From the entries that follow, gather each line holding the word "about".

═══ Data for this task ═══

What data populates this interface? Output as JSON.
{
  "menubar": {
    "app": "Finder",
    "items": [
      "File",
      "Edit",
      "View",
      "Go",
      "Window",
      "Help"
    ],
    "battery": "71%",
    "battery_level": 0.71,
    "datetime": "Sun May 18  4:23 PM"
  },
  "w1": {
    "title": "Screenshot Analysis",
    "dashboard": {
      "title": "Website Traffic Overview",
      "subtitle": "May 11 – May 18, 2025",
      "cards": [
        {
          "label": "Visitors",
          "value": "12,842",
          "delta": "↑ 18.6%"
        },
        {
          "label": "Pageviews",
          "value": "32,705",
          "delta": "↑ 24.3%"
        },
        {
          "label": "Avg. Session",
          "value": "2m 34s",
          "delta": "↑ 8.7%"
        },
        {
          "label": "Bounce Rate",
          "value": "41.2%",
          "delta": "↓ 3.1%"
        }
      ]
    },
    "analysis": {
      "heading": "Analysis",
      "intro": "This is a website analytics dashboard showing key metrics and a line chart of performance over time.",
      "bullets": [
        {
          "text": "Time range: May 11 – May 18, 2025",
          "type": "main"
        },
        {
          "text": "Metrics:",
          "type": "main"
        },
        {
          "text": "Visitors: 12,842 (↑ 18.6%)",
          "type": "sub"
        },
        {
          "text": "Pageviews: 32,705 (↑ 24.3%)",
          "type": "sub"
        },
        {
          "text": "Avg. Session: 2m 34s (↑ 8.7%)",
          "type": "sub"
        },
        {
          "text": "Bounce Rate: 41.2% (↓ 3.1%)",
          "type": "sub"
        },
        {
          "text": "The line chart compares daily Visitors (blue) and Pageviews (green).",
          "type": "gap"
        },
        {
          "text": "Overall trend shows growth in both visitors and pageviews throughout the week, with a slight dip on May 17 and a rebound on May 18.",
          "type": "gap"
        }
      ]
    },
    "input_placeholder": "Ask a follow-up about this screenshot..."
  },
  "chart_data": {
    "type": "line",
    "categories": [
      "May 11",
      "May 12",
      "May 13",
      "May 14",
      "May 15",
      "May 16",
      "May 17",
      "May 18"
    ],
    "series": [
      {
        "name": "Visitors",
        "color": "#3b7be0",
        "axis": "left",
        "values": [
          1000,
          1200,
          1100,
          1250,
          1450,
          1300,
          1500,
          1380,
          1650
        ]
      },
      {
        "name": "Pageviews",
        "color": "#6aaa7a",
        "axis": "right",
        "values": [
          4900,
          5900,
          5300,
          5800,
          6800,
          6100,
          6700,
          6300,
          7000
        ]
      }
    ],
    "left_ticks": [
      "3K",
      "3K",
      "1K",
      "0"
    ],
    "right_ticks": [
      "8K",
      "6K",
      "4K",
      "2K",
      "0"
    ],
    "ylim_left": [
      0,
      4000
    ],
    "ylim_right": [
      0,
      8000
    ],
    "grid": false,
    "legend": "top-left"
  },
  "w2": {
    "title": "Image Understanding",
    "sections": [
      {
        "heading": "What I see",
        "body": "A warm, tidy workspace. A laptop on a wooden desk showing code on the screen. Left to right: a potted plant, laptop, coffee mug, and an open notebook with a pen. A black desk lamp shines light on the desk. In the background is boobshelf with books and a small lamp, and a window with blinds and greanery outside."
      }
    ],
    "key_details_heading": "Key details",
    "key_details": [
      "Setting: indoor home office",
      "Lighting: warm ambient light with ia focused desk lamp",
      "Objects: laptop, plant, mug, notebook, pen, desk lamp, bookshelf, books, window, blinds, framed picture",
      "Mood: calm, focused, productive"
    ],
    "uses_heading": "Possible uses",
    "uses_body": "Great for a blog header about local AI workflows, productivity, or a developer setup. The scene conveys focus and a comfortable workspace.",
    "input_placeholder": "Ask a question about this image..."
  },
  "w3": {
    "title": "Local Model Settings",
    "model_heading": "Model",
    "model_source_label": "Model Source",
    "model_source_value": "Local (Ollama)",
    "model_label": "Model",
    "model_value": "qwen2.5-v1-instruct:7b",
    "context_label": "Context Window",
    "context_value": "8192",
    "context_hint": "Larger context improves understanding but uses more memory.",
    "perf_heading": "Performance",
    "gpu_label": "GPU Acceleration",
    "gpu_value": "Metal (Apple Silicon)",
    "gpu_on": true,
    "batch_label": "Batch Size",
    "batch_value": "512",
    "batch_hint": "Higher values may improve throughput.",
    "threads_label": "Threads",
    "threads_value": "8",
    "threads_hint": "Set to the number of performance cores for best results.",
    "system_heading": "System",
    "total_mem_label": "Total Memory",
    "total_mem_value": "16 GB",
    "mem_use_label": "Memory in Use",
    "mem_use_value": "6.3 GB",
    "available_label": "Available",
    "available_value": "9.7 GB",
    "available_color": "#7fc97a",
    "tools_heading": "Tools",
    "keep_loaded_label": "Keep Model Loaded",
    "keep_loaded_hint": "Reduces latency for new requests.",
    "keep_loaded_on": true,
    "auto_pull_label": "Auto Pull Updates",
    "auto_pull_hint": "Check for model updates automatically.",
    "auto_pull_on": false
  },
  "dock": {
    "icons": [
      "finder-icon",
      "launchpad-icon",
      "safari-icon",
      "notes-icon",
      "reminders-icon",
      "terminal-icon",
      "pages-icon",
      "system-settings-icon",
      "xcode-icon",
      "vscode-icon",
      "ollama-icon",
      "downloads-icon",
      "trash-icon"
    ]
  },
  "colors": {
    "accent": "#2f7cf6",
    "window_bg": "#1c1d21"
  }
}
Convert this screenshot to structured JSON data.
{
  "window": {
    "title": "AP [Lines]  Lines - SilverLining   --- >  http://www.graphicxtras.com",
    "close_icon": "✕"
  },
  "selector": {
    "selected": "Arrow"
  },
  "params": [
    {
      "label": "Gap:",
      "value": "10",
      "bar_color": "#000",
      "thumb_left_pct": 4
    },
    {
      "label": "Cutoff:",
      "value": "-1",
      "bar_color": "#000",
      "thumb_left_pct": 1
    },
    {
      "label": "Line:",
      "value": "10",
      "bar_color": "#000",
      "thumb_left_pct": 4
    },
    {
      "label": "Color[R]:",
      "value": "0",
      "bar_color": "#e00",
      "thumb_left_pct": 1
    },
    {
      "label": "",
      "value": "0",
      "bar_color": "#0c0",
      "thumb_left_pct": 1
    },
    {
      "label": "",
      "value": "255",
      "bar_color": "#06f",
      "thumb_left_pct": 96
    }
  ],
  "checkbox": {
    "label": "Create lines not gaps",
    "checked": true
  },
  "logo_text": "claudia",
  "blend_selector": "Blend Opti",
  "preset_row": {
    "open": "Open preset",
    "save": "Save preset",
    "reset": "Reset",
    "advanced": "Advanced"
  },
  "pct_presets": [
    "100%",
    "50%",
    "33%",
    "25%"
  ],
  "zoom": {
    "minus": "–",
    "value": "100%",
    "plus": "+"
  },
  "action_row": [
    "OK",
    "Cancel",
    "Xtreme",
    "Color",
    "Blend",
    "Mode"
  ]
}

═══
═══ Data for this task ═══

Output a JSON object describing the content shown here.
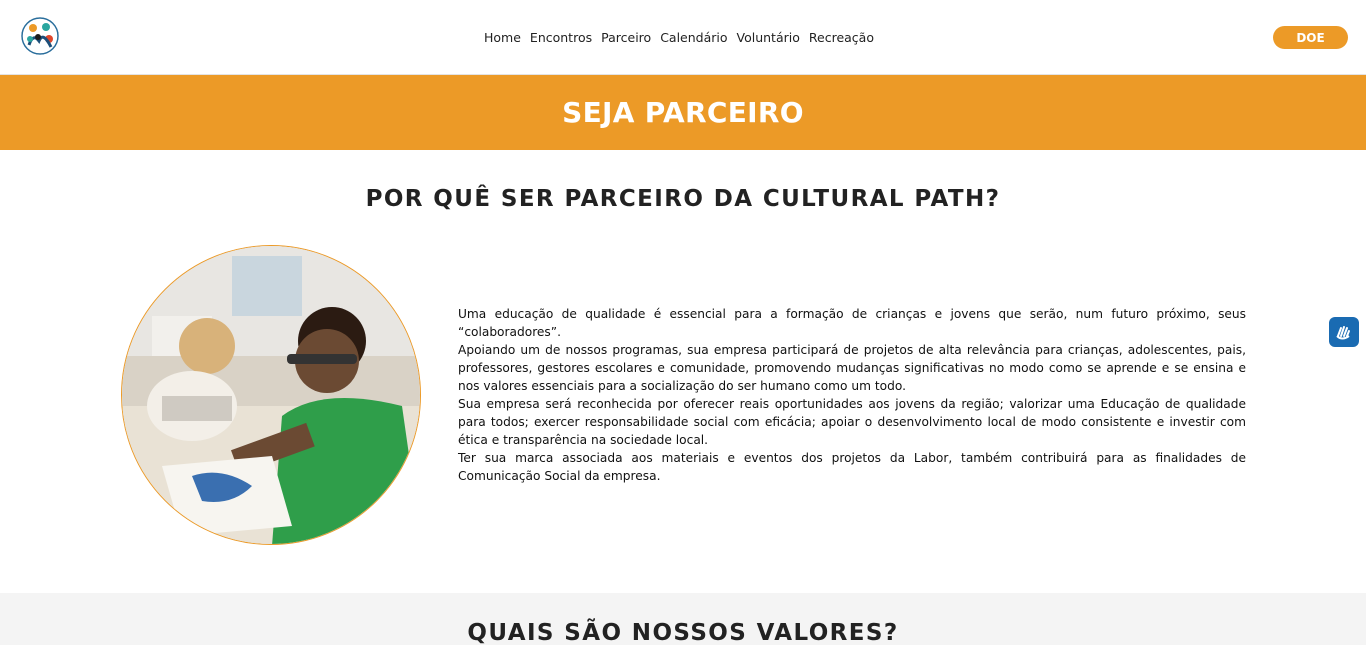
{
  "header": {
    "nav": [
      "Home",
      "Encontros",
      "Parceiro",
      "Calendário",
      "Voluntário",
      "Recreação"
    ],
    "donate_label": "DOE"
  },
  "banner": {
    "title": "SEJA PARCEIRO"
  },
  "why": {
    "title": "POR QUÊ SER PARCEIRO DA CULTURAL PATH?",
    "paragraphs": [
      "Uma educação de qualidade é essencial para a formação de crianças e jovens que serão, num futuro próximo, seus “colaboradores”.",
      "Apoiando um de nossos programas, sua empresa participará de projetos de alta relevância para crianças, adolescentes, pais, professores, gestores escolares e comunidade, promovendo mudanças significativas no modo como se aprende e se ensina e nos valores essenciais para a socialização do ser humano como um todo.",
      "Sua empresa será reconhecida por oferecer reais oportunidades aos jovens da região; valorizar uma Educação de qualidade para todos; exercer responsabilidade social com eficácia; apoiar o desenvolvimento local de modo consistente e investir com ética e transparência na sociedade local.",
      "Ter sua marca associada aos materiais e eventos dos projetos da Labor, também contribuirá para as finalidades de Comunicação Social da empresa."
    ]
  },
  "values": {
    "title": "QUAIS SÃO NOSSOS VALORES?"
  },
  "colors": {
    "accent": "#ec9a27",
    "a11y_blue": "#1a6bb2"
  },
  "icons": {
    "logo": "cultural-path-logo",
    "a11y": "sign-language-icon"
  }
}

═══
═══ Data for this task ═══

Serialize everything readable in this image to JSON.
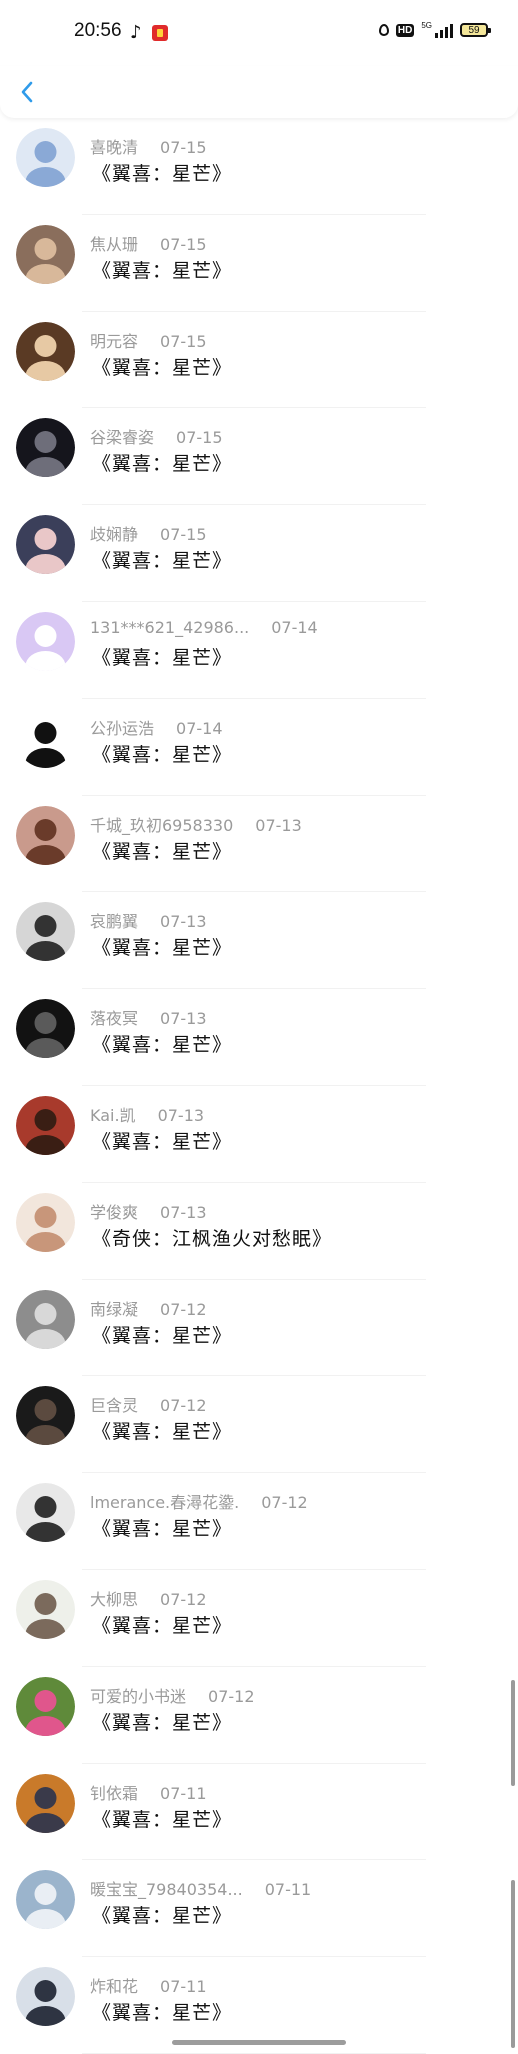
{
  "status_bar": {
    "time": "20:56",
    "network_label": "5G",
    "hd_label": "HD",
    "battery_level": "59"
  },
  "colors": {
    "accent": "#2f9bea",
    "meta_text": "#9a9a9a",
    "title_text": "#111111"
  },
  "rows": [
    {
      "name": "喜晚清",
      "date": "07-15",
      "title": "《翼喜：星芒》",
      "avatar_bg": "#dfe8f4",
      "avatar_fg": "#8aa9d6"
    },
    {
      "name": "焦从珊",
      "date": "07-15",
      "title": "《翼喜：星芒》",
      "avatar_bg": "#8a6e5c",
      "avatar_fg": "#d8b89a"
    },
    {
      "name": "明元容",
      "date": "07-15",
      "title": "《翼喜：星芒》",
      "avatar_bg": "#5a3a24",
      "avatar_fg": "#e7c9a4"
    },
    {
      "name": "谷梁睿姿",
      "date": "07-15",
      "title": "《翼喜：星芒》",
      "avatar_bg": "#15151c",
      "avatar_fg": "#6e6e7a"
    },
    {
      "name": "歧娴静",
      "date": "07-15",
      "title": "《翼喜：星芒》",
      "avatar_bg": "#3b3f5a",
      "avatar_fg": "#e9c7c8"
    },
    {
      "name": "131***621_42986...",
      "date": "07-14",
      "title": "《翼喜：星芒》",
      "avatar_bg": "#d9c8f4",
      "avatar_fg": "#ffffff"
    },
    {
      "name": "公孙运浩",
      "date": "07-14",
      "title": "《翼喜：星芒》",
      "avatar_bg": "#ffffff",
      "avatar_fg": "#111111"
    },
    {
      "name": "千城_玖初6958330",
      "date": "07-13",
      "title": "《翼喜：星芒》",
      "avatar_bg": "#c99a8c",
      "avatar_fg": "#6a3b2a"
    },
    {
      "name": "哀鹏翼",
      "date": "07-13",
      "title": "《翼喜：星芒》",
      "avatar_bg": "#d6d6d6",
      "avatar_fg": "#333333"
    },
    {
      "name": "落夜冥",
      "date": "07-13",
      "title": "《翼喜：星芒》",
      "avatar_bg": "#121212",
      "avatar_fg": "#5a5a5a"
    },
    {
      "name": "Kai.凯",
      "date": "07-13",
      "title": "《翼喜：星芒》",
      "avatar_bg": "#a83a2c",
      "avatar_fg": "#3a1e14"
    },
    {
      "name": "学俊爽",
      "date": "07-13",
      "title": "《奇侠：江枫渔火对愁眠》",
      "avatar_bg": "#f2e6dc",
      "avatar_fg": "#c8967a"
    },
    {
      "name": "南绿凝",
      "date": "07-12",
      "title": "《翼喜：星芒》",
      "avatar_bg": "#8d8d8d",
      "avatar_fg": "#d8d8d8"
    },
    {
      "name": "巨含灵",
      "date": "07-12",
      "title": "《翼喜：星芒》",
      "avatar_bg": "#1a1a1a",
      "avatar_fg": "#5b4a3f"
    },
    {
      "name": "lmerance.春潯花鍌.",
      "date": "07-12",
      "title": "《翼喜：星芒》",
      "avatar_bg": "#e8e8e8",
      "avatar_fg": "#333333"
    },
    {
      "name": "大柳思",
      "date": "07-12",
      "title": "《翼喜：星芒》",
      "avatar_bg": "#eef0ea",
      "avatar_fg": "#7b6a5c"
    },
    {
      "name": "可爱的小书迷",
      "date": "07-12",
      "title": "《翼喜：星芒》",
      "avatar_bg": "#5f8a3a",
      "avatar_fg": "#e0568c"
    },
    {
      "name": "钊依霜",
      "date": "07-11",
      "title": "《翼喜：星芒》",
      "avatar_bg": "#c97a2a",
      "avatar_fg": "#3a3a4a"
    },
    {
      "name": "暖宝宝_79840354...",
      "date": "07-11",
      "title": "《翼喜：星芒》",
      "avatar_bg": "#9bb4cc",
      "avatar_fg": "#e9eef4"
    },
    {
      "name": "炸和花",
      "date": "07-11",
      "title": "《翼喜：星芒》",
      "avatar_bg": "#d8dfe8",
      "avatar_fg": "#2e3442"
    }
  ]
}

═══

### Written response
    "input_placeholder": "Ask a follow-up about this screenshot..."
    "uses_body": "Great for a blog header about local AI workflows, productivity, or a developer setup. The scene conveys focus and a comfortable workspace.",
    "input_placeholder": "Ask a question about this image..."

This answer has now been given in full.